Repeat each entry below exactly.

Recorded data
————————
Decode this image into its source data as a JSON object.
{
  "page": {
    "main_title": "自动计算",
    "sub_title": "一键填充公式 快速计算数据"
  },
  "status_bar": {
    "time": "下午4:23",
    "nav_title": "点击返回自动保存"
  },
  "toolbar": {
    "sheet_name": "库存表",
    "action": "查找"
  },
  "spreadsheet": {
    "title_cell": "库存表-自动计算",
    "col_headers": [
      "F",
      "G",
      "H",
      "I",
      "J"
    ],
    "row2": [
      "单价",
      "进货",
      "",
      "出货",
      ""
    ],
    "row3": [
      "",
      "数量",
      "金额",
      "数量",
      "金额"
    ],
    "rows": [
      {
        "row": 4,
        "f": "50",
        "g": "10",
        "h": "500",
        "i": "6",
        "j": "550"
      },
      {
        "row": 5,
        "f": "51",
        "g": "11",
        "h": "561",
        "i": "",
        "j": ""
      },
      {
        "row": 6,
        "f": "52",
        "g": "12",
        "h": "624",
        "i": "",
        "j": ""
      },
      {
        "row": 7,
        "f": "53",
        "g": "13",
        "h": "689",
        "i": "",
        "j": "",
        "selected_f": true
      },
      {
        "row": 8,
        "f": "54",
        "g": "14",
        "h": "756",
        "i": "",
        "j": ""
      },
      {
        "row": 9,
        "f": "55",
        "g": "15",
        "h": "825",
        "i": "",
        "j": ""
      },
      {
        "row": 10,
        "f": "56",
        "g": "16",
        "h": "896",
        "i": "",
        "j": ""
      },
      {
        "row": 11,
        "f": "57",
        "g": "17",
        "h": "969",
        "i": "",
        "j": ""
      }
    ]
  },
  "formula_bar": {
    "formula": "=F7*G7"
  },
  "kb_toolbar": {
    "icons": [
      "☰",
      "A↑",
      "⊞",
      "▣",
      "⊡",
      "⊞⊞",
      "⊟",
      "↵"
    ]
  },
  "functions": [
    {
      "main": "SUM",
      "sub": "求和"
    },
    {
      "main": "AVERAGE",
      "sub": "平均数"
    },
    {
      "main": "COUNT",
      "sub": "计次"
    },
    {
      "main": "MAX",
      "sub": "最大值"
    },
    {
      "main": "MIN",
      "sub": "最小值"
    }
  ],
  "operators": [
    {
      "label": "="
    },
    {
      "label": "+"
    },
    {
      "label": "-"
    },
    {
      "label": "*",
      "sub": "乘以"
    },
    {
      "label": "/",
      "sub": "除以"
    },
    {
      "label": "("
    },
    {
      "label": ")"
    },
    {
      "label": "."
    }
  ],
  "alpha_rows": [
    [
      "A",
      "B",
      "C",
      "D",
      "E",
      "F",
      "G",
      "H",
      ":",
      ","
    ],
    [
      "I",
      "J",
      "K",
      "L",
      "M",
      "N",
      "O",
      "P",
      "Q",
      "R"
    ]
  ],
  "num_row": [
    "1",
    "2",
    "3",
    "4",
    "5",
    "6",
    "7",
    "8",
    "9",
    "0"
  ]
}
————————
▶ Response area
Decode this image into its source data as a JSON object.
{
  "page": {
    "main_title": "自动计算",
    "sub_title": "一键填充公式 快速计算数据"
  },
  "status_bar": {
    "time": "下午4:23",
    "nav_title": "点击返回自动保存"
  },
  "toolbar": {
    "sheet_name": "库存表",
    "action": "查找"
  },
  "spreadsheet": {
    "title_cell": "库存表-自动计算",
    "col_headers": [
      "F",
      "G",
      "H",
      "I",
      "J"
    ],
    "row2": [
      "单价",
      "进货",
      "",
      "出货",
      ""
    ],
    "row3": [
      "",
      "数量",
      "金额",
      "数量",
      "金额"
    ],
    "rows": [
      {
        "row": 4,
        "f": "50",
        "g": "10",
        "h": "500",
        "i": "6",
        "j": "550"
      },
      {
        "row": 5,
        "f": "51",
        "g": "11",
        "h": "561",
        "i": "",
        "j": ""
      },
      {
        "row": 6,
        "f": "52",
        "g": "12",
        "h": "624",
        "i": "",
        "j": ""
      },
      {
        "row": 7,
        "f": "53",
        "g": "13",
        "h": "689",
        "i": "",
        "j": "",
        "selected_f": true
      },
      {
        "row": 8,
        "f": "54",
        "g": "14",
        "h": "756",
        "i": "",
        "j": ""
      },
      {
        "row": 9,
        "f": "55",
        "g": "15",
        "h": "825",
        "i": "",
        "j": ""
      },
      {
        "row": 10,
        "f": "56",
        "g": "16",
        "h": "896",
        "i": "",
        "j": ""
      },
      {
        "row": 11,
        "f": "57",
        "g": "17",
        "h": "969",
        "i": "",
        "j": ""
      }
    ]
  },
  "formula_bar": {
    "formula": "=F7*G7"
  },
  "kb_toolbar": {
    "icons": [
      "☰",
      "A↑",
      "⊞",
      "▣",
      "⊡",
      "⊞⊞",
      "⊟",
      "↵"
    ]
  },
  "functions": [
    {
      "main": "SUM",
      "sub": "求和"
    },
    {
      "main": "AVERAGE",
      "sub": "平均数"
    },
    {
      "main": "COUNT",
      "sub": "计次"
    },
    {
      "main": "MAX",
      "sub": "最大值"
    },
    {
      "main": "MIN",
      "sub": "最小值"
    }
  ],
  "operators": [
    {
      "label": "="
    },
    {
      "label": "+"
    },
    {
      "label": "-"
    },
    {
      "label": "*",
      "sub": "乘以"
    },
    {
      "label": "/",
      "sub": "除以"
    },
    {
      "label": "("
    },
    {
      "label": ")"
    },
    {
      "label": "."
    }
  ],
  "alpha_rows": [
    [
      "A",
      "B",
      "C",
      "D",
      "E",
      "F",
      "G",
      "H",
      ":",
      ","
    ],
    [
      "I",
      "J",
      "K",
      "L",
      "M",
      "N",
      "O",
      "P",
      "Q",
      "R"
    ]
  ],
  "num_row": [
    "1",
    "2",
    "3",
    "4",
    "5",
    "6",
    "7",
    "8",
    "9",
    "0"
  ]
}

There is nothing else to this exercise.